# PROBLEM
Filter the records below for the word "function". Copy each line that holds it.

---

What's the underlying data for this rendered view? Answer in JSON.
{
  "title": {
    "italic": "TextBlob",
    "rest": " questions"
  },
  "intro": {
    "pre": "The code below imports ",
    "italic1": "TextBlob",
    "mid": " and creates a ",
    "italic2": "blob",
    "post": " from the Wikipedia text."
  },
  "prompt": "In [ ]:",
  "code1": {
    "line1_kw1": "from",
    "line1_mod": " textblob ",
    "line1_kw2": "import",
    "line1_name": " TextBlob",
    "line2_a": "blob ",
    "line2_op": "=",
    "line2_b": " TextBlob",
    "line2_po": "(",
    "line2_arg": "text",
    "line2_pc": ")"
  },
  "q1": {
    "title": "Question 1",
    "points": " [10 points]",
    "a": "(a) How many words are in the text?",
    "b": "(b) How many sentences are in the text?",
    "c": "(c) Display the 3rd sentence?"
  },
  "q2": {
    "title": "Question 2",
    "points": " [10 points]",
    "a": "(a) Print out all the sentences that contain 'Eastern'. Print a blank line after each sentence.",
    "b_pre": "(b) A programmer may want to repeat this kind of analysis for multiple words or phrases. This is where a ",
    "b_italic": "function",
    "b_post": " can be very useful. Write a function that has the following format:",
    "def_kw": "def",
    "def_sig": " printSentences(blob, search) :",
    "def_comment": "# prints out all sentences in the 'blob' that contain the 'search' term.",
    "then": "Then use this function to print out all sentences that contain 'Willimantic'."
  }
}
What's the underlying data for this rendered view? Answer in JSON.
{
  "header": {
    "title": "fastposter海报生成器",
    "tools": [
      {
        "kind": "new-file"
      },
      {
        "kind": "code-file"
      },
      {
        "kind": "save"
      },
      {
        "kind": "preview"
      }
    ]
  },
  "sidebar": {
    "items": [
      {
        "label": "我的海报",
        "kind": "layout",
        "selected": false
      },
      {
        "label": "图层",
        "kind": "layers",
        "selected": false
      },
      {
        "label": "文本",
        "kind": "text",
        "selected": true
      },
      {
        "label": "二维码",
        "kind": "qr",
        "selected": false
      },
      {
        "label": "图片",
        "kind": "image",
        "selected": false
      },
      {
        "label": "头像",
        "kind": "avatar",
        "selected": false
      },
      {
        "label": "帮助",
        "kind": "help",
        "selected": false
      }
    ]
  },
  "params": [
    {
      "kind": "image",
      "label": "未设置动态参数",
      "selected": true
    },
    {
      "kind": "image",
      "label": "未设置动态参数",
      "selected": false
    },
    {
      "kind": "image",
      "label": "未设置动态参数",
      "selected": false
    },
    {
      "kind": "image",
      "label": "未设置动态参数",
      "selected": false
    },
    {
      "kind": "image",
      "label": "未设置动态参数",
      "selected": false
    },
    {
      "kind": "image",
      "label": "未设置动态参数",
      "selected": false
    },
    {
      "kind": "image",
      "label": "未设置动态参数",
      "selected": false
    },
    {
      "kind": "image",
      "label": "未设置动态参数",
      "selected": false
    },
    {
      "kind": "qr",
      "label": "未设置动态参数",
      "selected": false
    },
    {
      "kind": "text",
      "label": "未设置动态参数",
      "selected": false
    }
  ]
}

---

# EXERCISE RESPONSE
    "b_italic": "function",
    "b_post": " can be very useful. Write a function that has the following format:",
    "then": "Then use this function to print out all sentences that contain 'Willimantic'."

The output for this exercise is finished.